Q: You go to play in the Deutsche Eishockey Liga (German Hockey League) for three years. What brought you there, and what influenced you to return to skate in North America?
A: That's an interesting question. I was going up and down and getting some NHL experience. Things then took a different turn. I had a nice offer from Germany, and I wanted to give it a shot for a little bit. I ended up staying longer than I had anticipated. Germany is a great place to play and I played for an awesome organization (Mannheim Eagles).
The way Mannheim takes care of their players is amazing. My wife and I have a lot of great memories from over there but at the same time, the North American style of hockey is what I love. I didn't want to give that up. I didn't want to end my career in Europe.
The Blue Jackets took a chance on me. They gave me a shot in Springfield. Luckily, I was able to sign a two-year deal, when they relocated to Cleveland.
Q: What style of a defenseman are you?
A: I'm more of a reliable guy on the ice making the smart, simple plays. I'm not a very high-risk player. I'll jump in on the rush, from time to time. I'm more focused in keeping pucks out of my own net. I like to play physical and I like to play with a lot of emotion.
Q: What do you do to relax, before training camp opens?
A: Every summer, my wife and kids, we take a trip out and visit our families. I'm from Southern Connecticut, and my wife is from Westchester County. Now, I'm on the Cape with three of my former teammates from the University of Vermont, and their wives and kids. We're enjoying some R&R that we don't get to have during the season.
Q: Favorite player growing up and why?
A: Brian Leetch, I was a huge Rangers fan growing up. I like Adam Graves, as well. I've been a defenseman for as long as I can remember. I loved how gritty Graves played, and how much emotion he had. He was a great teammate. That's a real important characteristic to have. Leetch is a Connecticut guy. There's a lot to look up to there.

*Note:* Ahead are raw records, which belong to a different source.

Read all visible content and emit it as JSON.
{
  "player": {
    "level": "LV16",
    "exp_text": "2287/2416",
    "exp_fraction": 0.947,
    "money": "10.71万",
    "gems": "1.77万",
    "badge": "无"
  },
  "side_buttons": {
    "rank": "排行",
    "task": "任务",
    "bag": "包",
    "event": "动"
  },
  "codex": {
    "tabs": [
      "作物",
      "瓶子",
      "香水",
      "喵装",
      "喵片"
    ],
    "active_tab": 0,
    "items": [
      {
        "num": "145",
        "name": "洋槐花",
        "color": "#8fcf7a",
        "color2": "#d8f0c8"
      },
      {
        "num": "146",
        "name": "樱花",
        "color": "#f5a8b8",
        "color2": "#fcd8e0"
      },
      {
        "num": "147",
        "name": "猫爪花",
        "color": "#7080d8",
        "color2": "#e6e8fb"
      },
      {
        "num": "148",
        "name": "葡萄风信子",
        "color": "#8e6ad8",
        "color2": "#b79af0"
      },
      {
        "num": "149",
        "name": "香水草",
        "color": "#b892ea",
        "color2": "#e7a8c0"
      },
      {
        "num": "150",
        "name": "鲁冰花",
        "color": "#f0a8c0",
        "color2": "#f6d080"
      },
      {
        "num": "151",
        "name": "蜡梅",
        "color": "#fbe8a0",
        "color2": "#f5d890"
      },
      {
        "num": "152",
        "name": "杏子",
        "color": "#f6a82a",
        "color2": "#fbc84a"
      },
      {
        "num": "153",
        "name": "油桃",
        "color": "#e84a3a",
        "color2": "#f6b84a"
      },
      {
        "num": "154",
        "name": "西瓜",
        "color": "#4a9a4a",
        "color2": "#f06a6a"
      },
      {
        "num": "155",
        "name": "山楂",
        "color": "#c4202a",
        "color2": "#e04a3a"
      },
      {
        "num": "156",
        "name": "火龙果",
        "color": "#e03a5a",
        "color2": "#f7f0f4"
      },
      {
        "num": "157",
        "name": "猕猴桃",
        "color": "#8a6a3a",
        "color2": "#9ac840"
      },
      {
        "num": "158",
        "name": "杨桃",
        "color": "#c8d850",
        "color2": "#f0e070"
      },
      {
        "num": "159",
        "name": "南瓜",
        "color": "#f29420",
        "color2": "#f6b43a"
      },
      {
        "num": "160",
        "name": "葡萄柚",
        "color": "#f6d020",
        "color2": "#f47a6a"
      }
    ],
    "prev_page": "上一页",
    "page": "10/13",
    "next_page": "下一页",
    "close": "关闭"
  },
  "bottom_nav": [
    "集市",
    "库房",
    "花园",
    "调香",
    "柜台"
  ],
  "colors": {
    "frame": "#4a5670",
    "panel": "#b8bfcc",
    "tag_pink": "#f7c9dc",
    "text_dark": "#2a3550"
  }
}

I was able to actually meet (Leetch) at Madison Square Garden, when I was with the Maple Leafs, after a game. That was pretty cool.
*Interview conducted by Don Laible